EXERCISE INSTRUCTIONS: Find the word "icon" in the material below and gather every line that contains it.

** MATERIAL PROVIDED follows **

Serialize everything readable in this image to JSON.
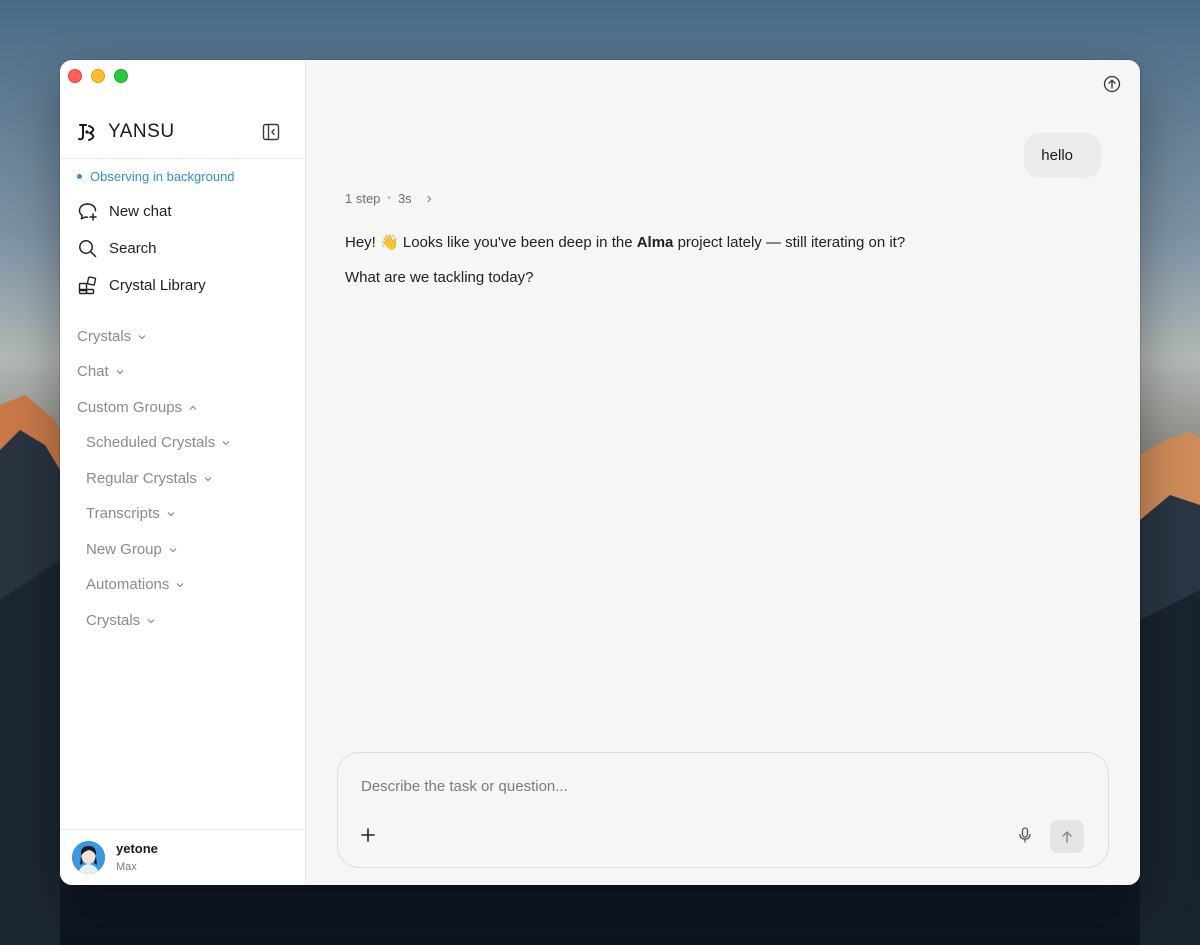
{
  "app": {
    "brand": "YANSU",
    "status": "Observing in background"
  },
  "nav": [
    {
      "label": "New chat",
      "icon": "new-chat-icon"
    },
    {
      "label": "Search",
      "icon": "search-icon"
    },
    {
      "label": "Crystal Library",
      "icon": "library-icon"
    }
  ],
  "groups": {
    "crystals": "Crystals",
    "chat": "Chat",
    "custom_groups": "Custom Groups",
    "children": [
      {
        "label": "Scheduled Crystals"
      },
      {
        "label": "Regular Crystals"
      },
      {
        "label": "Transcripts"
      },
      {
        "label": "New Group"
      },
      {
        "label": "Automations"
      },
      {
        "label": "Crystals"
      }
    ]
  },
  "user": {
    "name": "yetone",
    "plan": "Max"
  },
  "conversation": {
    "user_message": "hello",
    "steps": "1 step",
    "duration": "3s",
    "reply_pre": "Hey! 👋 Looks like you've been deep in the ",
    "reply_bold": "Alma",
    "reply_post": " project lately — still iterating on it?",
    "reply_line2": "What are we tackling today?"
  },
  "composer": {
    "placeholder": "Describe the task or question..."
  },
  "colors": {
    "accent": "#2f8fd8",
    "window_bg": "#f6f6f5",
    "sidebar_bg": "#ffffff"
  }
}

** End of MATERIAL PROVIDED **

ANSWER BOX:
      "icon": "new-chat-icon"
      "icon": "search-icon"
      "icon": "library-icon"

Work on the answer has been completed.